RAW DATA:
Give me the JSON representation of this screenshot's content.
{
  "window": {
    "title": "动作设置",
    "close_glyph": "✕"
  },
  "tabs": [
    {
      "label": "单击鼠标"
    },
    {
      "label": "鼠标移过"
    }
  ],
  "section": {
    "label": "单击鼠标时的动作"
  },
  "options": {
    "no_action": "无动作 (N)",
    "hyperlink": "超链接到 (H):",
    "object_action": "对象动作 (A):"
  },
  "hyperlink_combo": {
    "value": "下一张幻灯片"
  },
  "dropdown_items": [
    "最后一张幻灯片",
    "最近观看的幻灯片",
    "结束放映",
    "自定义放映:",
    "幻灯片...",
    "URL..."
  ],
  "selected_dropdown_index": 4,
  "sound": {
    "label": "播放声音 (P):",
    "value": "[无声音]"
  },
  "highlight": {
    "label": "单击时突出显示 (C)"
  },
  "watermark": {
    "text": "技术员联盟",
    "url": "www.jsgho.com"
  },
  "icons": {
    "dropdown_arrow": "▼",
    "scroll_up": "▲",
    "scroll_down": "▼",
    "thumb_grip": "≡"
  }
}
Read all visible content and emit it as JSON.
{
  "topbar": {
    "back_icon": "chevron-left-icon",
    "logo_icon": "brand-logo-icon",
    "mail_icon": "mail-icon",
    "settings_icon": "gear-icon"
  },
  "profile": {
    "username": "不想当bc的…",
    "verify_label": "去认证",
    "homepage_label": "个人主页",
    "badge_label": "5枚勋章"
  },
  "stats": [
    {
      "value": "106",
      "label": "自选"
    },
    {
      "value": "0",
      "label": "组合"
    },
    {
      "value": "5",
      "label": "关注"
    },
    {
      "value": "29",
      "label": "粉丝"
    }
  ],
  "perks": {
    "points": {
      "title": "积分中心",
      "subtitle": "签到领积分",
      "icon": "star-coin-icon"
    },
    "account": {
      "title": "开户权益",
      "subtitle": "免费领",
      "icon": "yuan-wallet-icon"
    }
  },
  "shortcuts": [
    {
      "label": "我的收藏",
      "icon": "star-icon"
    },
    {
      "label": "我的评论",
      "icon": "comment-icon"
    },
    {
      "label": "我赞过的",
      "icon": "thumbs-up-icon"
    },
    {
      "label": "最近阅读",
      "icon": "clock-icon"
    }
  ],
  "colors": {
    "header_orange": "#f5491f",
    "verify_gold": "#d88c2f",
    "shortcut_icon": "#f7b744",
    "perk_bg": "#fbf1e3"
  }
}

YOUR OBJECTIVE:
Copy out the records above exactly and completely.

ANSWER BELOW:
Give me the JSON representation of this screenshot's content.
{
  "window": {
    "title": "动作设置",
    "close_glyph": "✕"
  },
  "tabs": [
    {
      "label": "单击鼠标"
    },
    {
      "label": "鼠标移过"
    }
  ],
  "section": {
    "label": "单击鼠标时的动作"
  },
  "options": {
    "no_action": "无动作 (N)",
    "hyperlink": "超链接到 (H):",
    "object_action": "对象动作 (A):"
  },
  "hyperlink_combo": {
    "value": "下一张幻灯片"
  },
  "dropdown_items": [
    "最后一张幻灯片",
    "最近观看的幻灯片",
    "结束放映",
    "自定义放映:",
    "幻灯片...",
    "URL..."
  ],
  "selected_dropdown_index": 4,
  "sound": {
    "label": "播放声音 (P):",
    "value": "[无声音]"
  },
  "highlight": {
    "label": "单击时突出显示 (C)"
  },
  "watermark": {
    "text": "技术员联盟",
    "url": "www.jsgho.com"
  },
  "icons": {
    "dropdown_arrow": "▼",
    "scroll_up": "▲",
    "scroll_down": "▼",
    "thumb_grip": "≡"
  }
}
Read all visible content and emit it as JSON.
{
  "topbar": {
    "back_icon": "chevron-left-icon",
    "logo_icon": "brand-logo-icon",
    "mail_icon": "mail-icon",
    "settings_icon": "gear-icon"
  },
  "profile": {
    "username": "不想当bc的…",
    "verify_label": "去认证",
    "homepage_label": "个人主页",
    "badge_label": "5枚勋章"
  },
  "stats": [
    {
      "value": "106",
      "label": "自选"
    },
    {
      "value": "0",
      "label": "组合"
    },
    {
      "value": "5",
      "label": "关注"
    },
    {
      "value": "29",
      "label": "粉丝"
    }
  ],
  "perks": {
    "points": {
      "title": "积分中心",
      "subtitle": "签到领积分",
      "icon": "star-coin-icon"
    },
    "account": {
      "title": "开户权益",
      "subtitle": "免费领",
      "icon": "yuan-wallet-icon"
    }
  },
  "shortcuts": [
    {
      "label": "我的收藏",
      "icon": "star-icon"
    },
    {
      "label": "我的评论",
      "icon": "comment-icon"
    },
    {
      "label": "我赞过的",
      "icon": "thumbs-up-icon"
    },
    {
      "label": "最近阅读",
      "icon": "clock-icon"
    }
  ],
  "colors": {
    "header_orange": "#f5491f",
    "verify_gold": "#d88c2f",
    "shortcut_icon": "#f7b744",
    "perk_bg": "#fbf1e3"
  }
}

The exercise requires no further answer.